For me, it was learning about the Loch Ness Monster. In the middle of a childhood defined by fiction books, I distinctly remember sitting at a table in the back of my third-grade classroom, looking at the famous surgeon’s photo in a book, and realizing this was a place that really existed (even if maybe the monster did not).
Twelve years later on a cold and rainy February afternoon, I stood on the banks of Loch Ness itself, looking for the monster and drinking some tea. Life rewards us that way sometimes.
Langston Hughes wrote a famous poem about a dream deferred. I’ve been reciting it in my head a lot during the past month, ever since reality hit in Scotland and it became clear that the pursuit of my sheep farm dream was ending up far unlike I had, well, dreamed it would.
I spent a lot more time shredding tree branches than tending sheep.

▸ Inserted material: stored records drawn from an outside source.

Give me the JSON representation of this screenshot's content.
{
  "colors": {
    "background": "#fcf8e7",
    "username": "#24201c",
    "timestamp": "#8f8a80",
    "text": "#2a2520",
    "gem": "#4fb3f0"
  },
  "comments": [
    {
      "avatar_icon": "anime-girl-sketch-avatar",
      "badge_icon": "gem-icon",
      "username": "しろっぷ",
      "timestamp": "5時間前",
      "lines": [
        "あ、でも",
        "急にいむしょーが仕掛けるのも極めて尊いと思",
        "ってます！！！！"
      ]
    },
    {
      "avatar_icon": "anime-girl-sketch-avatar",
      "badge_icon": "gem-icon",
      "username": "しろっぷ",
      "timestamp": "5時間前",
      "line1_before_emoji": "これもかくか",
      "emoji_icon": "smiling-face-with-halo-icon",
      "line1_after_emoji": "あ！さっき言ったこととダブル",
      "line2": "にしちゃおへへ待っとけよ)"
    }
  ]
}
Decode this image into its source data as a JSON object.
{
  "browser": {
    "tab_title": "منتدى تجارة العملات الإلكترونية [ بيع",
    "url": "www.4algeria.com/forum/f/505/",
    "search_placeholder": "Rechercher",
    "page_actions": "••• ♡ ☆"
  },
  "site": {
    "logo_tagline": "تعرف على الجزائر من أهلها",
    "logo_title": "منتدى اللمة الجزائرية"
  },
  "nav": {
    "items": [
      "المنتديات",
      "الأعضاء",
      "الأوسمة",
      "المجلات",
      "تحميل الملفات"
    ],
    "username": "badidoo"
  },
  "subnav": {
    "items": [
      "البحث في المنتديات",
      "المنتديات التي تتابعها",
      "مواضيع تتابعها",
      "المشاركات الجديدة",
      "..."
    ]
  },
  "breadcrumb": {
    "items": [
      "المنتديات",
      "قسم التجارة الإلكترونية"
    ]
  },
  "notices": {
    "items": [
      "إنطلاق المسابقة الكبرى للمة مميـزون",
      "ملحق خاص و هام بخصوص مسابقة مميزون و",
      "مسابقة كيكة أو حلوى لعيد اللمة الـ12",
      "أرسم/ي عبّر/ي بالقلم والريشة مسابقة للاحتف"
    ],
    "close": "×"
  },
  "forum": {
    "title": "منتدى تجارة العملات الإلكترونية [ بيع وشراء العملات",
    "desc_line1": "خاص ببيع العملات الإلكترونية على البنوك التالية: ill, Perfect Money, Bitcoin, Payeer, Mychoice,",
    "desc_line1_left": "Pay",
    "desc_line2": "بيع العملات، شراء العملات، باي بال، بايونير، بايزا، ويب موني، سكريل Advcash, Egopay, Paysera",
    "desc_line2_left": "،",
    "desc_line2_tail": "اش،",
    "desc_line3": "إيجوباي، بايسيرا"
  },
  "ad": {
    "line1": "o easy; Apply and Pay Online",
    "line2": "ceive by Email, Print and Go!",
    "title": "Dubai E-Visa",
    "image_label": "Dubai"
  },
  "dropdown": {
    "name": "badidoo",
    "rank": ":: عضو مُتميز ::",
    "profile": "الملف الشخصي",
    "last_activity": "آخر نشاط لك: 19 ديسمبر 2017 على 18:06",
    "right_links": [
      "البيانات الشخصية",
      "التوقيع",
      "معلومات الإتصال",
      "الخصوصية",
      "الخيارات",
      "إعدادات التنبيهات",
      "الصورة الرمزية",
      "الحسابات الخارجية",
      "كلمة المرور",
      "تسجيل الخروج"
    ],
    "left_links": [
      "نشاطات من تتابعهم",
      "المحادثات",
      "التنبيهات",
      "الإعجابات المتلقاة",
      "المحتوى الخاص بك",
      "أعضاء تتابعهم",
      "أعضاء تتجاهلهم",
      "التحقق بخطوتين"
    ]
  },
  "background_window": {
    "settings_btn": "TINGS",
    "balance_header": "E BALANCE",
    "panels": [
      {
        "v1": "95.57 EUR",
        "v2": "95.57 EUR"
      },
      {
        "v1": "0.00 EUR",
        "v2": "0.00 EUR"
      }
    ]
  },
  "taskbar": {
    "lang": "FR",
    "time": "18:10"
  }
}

Really quite meditative, as jobs go.
But this poem—a brilliant piece of art, go read it if you don’t know it—is about putting off a dream. As Hughes writes, when we put off our dreams, they can dry up, fester, or even explode. It’s scary to put off dreams. But we do it anyway.